- 16.Sofronoff K, Attwood T, Hinton S, Levin I. A Randomized Controlled Trial of a Cognitive Behavioural Intervention for Anger Management in Children Diagnosed with Asperger Syndrome. J Autism Dev Disord. Published online November 3, 2006:1203-1214. doi:10.1007/s10803-006-0262-3
- 17.Jankovic J. Tourette’s Syndrome. N Engl J Med. Published online October 18, 2001:1184-1192. doi:10.1056/nejmra010032
- 18.Smith CL, Calkins SD, Keane SP, Anastopoulos AD, Shelton TL. Predicting Stability and Change in Toddler Behavior Problems: Contributions of Maternal Behavior and Child Gender. Developmental Psychology. Published online 2004:29-42. doi:10.1037/0012-1622.214.171.124
- 19.Patterson GR. The early development of coercive family process. Antisocial behavior in children and adolescents: A developmental analysis and model for intervention.:25-44. doi:10.1037/10468-002
- 20.Eisenberg N, Cumberland A, Spinrad T. Parental Socialization of Emotion. Psychol Inq. 1998;9(4):241-273. doi:10.1207/s15327965pli0904_1
- 21.Bennett DS, Sullivan MW, Lewis M. Young Children’s Adjustment as a Function of Maltreatment, Shame, and Anger. Child Maltreat.
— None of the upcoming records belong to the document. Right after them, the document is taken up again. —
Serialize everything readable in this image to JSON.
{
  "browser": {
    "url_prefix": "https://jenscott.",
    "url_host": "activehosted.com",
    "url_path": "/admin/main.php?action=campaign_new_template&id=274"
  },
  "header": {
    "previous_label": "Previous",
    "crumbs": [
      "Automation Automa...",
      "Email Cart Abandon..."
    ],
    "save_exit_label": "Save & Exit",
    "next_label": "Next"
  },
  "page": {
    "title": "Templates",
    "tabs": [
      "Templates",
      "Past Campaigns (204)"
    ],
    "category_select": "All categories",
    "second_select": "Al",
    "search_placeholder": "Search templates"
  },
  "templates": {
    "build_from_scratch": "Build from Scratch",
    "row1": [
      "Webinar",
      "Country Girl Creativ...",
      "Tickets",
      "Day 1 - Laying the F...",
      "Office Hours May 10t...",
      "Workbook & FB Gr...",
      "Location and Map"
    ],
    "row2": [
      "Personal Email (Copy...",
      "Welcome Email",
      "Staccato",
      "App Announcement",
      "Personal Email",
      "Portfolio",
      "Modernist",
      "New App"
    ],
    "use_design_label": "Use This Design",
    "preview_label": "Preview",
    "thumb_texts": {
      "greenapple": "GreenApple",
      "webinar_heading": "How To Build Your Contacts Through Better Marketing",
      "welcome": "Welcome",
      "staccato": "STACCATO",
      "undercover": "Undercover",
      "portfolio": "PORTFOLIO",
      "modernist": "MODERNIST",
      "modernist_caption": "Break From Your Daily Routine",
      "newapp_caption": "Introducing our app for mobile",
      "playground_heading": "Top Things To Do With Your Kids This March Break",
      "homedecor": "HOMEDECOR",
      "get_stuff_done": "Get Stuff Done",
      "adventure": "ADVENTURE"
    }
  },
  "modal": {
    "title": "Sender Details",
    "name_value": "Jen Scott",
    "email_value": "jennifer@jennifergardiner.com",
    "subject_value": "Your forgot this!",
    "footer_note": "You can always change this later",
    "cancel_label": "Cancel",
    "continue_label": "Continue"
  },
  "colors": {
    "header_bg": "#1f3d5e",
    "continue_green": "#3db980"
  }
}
Published online November 2005:311-323. doi:10.1177/1077559505278619
- 22.Schwartz D, Dodge KA, Pettit GS, Bates JE. The Early Socialization of Aggressive Victims of Bullying. Child Development. Published online August 1997:665. doi:10.2307/1132117
- 23.Kochanska G. Emotional Development in Children with Different Attachment Histories: The First Three Years. Child Development. Published online March 2001:474-490. doi:10.1111/1467-8624.00291
- 24.Murray SL, Holmes JG, Griffin DW. Self-esteem and the quest for felt security: How perceived regard regulates attachment processes. Journal of Personality and Social Psychology. Published online 2000:478-498. doi:10.1037/0022-35126.96.36.1998
- 25.Schudlich TDDR, Shamir H, Cummings EM. Marital Conflict, Children’s Representations of Family Relationships, and Children’s Dispositions Towards Peer Conflict Strategies. Social Development. Published online May 2004:171-192. doi:10.1111/j.1467-9507.2004.000262.x
- 26.Shifflett-Simpson K, Cummings EM. Mixed Message Resolution and Children’s Responses to Interadult Conflict. Child Development. Published online April 1996:437. doi:10.2307/1131825
- 27.Denham SA, Bassett HH, Brown C, Way E, Steed J. “I Know How You Feel”: Preschoolers’ emotion knowledge contributes to early school success. Journal of Early Childhood Research. Published online October 24, 2013:252-262. doi:10.1177/1476718×13497354